5. Temporary storage of HHG in transit, as long as the expenses are incurred within 30 calendar days after the day the items are removed from the old residence and before they are delivered to the new residence.

6. Shipment of a mobile home in lieu of HHG.

7. Extended storage of HHG for outside the continental U.S. assignments.

8. Shipment of POVs within or outside of the country.

Temporary Quarters Subsistence Expense is an optional taxable allowance intended to reimburse employees for some costs of lodging, food and other necessities when occupying temporary quarters at the old or new duty station for a CONUS to CONUS move. Temporary Quarters Subsistence Allowance is a non-taxable supplement for employees traveling to or from an overseas duty location on official travel orders and authorized Living Quarters Allowance. The taxability of TQSE is not changed by the new tax law.

Relocation expense and TQSE reimbursements are subject to 22 percent IRS income tax withholding by DFAS on behalf of the employee. The reimbursements also are subject to Federal Insurance Contributions Act and Social Security withholdings of less than 6.2 percent for the employee and employer. Income tax withholdings and FICA contributions made by DFAS on behalf of employees will be withheld from the travel settlement payment amount (if possible) or billed as a debt.

For some, the additional tax burden may be offset by the Relocation Income Tax Allowance. This entitlement reimburses DOD Civilian employees for most federal, state and local income taxes incurred as a result of receiving taxable relocation benefits. Unfortunately, RITA itself also is considered taxable income and there is no additional benefit or offset to reimburse civilians for that tax burden.

RITA is not automatic. The employee must apply for it in the year after receiving taxable travel pay. Employees who receive a Withholding Tax Allowance entitlement – detailed below – with the travel settlement must submit a RITA claim by April 30 of the following calendar year. Consulting a financial expert familiar with travel allowances is advisable for the claims because of the multiple timelines and requirements that must be met to qualify. Also keep in mind that RITA is not available to new and retiring employees, although legislation to extend it is pending. RITA information and forms can be found at the DFAS website:

The Withholding Tax Allowance is an advance against RITA claimed by the employee on settlement voucher DD Form 1351-2 following the completion of travel. WTA is an election, and can be declined by the employee. Payments are taxable in the year received, and are deducted from the RITA settlement computed in the following year. If WTA is elected by the employee, he or she must file a RITA claim within 120 days (April 30) of the following calendar year. Failure to file a timely RITA claim will result in a DFAS debt and collection of the entire amount of WTA paid on the employee's behalf.

Employees should review marginal tax rates to determine whether the 22 percent WTA payment will exceed the final RITA payment (resulting in a debt to DFAS). Employees with a marginal tax rate below 22 percent may be subject to repayment of WTA amounts. Marginal tax rates can be found online at WTA information and forms can be found at the DFAS website:

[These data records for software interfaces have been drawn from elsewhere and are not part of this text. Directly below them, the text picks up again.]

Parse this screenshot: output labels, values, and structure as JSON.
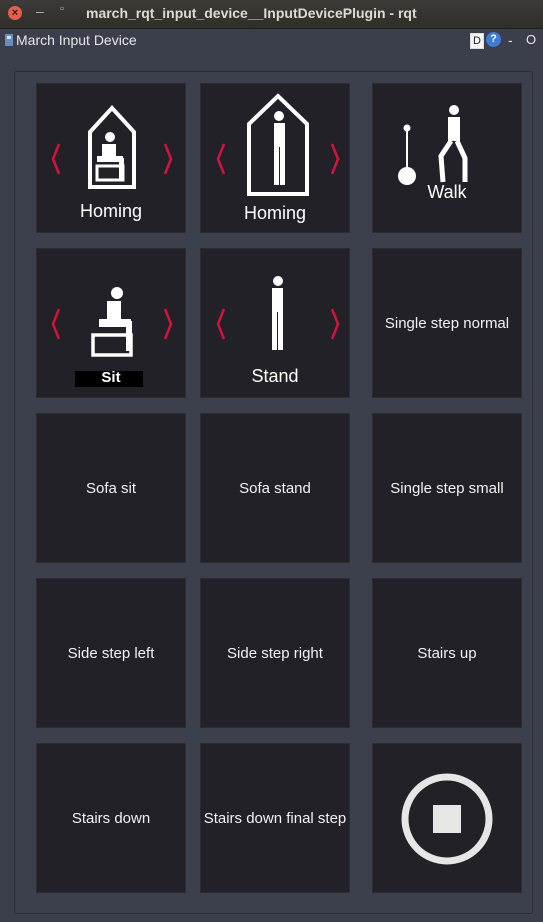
{
  "window": {
    "title": "march_rqt_input_device__InputDevicePlugin - rqt"
  },
  "plugin": {
    "title": "March Input Device",
    "d_label": "D",
    "help_label": "?",
    "minimize_label": "-",
    "close_label": "O"
  },
  "buttons": [
    {
      "label": "Homing",
      "icon": "homing-sit-icon"
    },
    {
      "label": "Homing",
      "icon": "homing-stand-icon"
    },
    {
      "label": "Walk",
      "icon": "walk-icon"
    },
    {
      "label": "Sit",
      "icon": "sit-icon"
    },
    {
      "label": "Stand",
      "icon": "stand-icon"
    },
    {
      "label": "Single step normal"
    },
    {
      "label": "Sofa sit"
    },
    {
      "label": "Sofa stand"
    },
    {
      "label": "Single step small"
    },
    {
      "label": "Side step left"
    },
    {
      "label": "Side step right"
    },
    {
      "label": "Stairs up"
    },
    {
      "label": "Stairs down"
    },
    {
      "label": "Stairs down final step"
    },
    {
      "label": "",
      "icon": "stop-icon"
    }
  ],
  "colors": {
    "arrow": "#d4143c",
    "tile": "#222127",
    "panel": "#3b404c"
  }
}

Employees can reduce the costs of a move by reducing the weight of or avoiding the HHG, unaccompanied baggage or POV shipments. A do-it-yourself move may provide options to control or mitigate move expenses.

The new law concerns the taxability of reimbursements for previously deductible moving expenses, and does not appear to affect direct or indirect reimbursements for student travel, renewal agreement travel, or early return of dependent travel.